    Here’s the first two paragraphs that explains this for you Dan – was an obvious link from the article. And subsequent reporting has detailed this along with other academic experts they have consulted. I included the second paragraph below because you failed to mention how this is MUCH less of an issue now. But we’ll see the pre-SO unetherical dealings reverberate for a few years as earnings from back then are re-stated and some people go to jail.

    How the Journal Analyzed
    Stock-Option Grants
    March 18, 2006; Page A5

    The Wall Street Journal asked Erik Lie, an associate professor of finance at the University of Iowa who has studied backdating, to generate a list of companies that made stock-option grants that were followed by large gains in the stock price.

    The Journal examined a number of the companies, looking at all of their option grants to their top executive from roughly 1995 through mid-2002. Securities-law changes in 2002 curtailed the potential for backdating a grant.

  18. #18 Andrew Lih » Blog Archive » Mark Cuban - Anti-stock-fraud web site
    on Jun 13th, 2006 at 5:28 pm

    […] News is out that Mark Cuban is funding, with the help of veteran business reporter “Christopher Carey, a 17-year St. Louis Post-Dispatch staffer,” and citizen journalists. Dan Gillmor suggested such a project back in May. …Cuban is financing a new Web site that will investigate stock fraud and corporate wrongdoing. The billionaire also said he’ll buy and sell stocks based on information before the site publishes it. […]

  19. #19 Distributed Journalism Conversation at Pressthink, Bloggercon | Center for Citizen Media: Blog
    on Jun 18th, 2006 at 2:50 am

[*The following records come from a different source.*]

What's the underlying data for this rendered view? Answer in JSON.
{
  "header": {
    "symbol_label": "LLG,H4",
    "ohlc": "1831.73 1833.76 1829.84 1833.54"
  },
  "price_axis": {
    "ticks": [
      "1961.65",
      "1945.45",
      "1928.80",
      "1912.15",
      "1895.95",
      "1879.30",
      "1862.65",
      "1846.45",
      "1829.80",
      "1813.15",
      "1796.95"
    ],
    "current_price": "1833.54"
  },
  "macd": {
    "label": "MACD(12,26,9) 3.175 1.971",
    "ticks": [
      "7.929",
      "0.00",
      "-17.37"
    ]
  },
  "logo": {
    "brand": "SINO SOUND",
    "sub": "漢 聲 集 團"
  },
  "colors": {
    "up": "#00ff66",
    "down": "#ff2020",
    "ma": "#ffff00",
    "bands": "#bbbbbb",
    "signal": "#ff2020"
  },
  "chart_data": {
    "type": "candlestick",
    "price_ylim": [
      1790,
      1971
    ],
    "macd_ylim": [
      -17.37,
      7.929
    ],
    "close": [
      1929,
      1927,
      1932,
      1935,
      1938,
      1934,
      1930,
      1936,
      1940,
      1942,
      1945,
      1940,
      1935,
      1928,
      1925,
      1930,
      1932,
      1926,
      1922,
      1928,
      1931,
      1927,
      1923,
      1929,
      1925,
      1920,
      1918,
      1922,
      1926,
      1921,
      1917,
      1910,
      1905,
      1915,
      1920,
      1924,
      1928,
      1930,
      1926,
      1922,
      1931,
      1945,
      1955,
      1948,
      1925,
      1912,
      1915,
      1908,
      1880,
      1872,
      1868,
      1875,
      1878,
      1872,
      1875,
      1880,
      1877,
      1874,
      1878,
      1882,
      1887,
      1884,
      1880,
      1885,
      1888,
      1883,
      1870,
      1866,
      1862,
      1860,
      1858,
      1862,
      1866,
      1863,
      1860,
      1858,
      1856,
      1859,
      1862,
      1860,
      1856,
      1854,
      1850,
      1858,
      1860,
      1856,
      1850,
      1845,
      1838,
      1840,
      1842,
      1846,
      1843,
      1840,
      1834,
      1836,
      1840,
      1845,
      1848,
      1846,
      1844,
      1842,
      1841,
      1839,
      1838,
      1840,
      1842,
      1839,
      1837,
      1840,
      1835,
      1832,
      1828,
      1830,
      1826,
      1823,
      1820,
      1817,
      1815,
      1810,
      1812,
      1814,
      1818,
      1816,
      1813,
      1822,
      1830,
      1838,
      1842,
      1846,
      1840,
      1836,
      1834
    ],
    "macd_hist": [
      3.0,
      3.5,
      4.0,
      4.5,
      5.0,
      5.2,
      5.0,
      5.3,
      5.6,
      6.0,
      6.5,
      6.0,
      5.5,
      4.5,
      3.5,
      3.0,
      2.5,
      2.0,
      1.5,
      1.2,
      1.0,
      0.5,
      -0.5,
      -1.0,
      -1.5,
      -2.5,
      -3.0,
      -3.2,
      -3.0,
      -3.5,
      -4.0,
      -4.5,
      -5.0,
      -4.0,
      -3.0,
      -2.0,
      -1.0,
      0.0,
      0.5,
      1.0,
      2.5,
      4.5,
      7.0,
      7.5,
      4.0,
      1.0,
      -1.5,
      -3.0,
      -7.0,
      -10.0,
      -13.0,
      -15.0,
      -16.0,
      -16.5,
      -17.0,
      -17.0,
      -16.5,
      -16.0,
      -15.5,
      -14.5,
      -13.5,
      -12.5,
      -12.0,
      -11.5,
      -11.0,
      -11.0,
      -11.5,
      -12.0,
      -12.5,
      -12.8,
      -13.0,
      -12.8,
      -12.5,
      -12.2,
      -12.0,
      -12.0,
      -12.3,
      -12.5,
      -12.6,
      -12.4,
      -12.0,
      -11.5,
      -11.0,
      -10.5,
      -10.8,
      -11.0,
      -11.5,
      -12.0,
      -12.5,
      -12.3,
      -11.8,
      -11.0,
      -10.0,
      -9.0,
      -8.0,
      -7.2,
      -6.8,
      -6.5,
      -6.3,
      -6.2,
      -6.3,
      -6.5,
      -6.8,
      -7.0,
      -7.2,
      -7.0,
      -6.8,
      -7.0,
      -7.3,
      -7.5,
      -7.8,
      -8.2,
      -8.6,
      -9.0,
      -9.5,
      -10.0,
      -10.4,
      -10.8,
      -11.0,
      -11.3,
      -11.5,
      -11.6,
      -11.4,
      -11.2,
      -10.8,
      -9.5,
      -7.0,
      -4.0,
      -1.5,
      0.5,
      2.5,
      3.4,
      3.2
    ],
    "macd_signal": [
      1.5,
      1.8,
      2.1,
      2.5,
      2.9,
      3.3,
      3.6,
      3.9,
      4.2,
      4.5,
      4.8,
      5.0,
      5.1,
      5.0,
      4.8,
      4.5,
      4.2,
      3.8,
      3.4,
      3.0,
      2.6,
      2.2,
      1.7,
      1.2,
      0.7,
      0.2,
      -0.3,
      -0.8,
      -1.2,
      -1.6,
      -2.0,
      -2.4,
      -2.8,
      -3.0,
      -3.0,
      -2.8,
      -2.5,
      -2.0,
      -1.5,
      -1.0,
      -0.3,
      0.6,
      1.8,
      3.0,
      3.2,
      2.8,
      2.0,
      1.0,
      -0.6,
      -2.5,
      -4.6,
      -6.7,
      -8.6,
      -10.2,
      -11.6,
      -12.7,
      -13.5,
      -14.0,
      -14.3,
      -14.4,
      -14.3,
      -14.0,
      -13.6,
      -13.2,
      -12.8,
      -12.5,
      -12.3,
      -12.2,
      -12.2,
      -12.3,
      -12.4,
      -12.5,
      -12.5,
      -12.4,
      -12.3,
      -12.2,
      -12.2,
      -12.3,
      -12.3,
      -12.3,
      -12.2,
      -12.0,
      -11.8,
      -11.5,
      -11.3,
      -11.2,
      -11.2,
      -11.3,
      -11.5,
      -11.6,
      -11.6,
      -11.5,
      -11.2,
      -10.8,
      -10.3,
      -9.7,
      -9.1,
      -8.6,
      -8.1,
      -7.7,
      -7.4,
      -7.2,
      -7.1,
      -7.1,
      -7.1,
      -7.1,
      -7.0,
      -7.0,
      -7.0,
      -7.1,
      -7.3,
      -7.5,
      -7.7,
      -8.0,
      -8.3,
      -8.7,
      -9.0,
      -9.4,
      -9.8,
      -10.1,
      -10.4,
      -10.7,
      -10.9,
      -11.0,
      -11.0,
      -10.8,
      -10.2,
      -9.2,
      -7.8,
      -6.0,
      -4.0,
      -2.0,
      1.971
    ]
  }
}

    […] The answer is absolutely. Read the posting and comment thread for some good discussion. Here’s what I posted: Generally speaking, what we’re discussing here are projects that can be broken down into little pieces where lots and lots of people can ask one question, or look at one document, or solve on piece of a big puzzle. Then the results are aggregated, parsed and reassembled into a coherent whole. It’ll almost always require some folks at the center. We used to call them editors. Reading all the laws is a great project, but I think it’s too big to chew on except as a long-term goal. I’d suggest paring it down to something smaller and much more essential: The next time Congress gets ready to pass an appropriations bill of any sort, we need an army of lawyers and others who understand legislative language to parse it *before* it’s passed. This may not be possible, of course, given the leadership’s increasing tendency to force members to vote on bills they haven’t had time to read, and after injecting last-second stuff that no one except a few staffers and lawmakers knows about. The way to experiment with this is to take it down a level, to the state legislature. Pick a state that’s relatively uncorrupt and do roughly the same thing. The project will be more manageable, though you’ll probably find less, if much at all, of the material that turns into headlines. Last fall, by the way, I proposed that major media organizations bring in the citizens for a project on the Katrina reconstruction. No takers, unfortunately, but I still think it was a good idea. (One organization is still thinking about doing this but hasn’t acted.) I also, more recently, suggested that the Wall Street Journal expand its brilliant coverage of the stock-options scandal and do a thorough, citizen-driven database of how widely (or not) this sleaze has spread. Stay tuned on this one. As to the question of whether it’s a good idea to tell your competition what you’re working on, this depends on what you want to accomplish and whether it matters if the thing is done in full view in the first place. Is the goal to do good journalism, to serve the public? Or is it a professional scoop? Wouldn’t someone “stealing” the idea be seen as a thief, if he/she used the material gathered under your wing without credit? And aren’t there many kinds of investigations where it’s just fine to let the targets know they’re being investigated? I don’t expect Seymour Hersh to tell us ahead of time precisely what he’s working on. But many, many kinds of investigations are better done in the sunlight. Some — like the ones we’re talking about here, where there’s no way to do them without massive help from the community — should be done that way. […]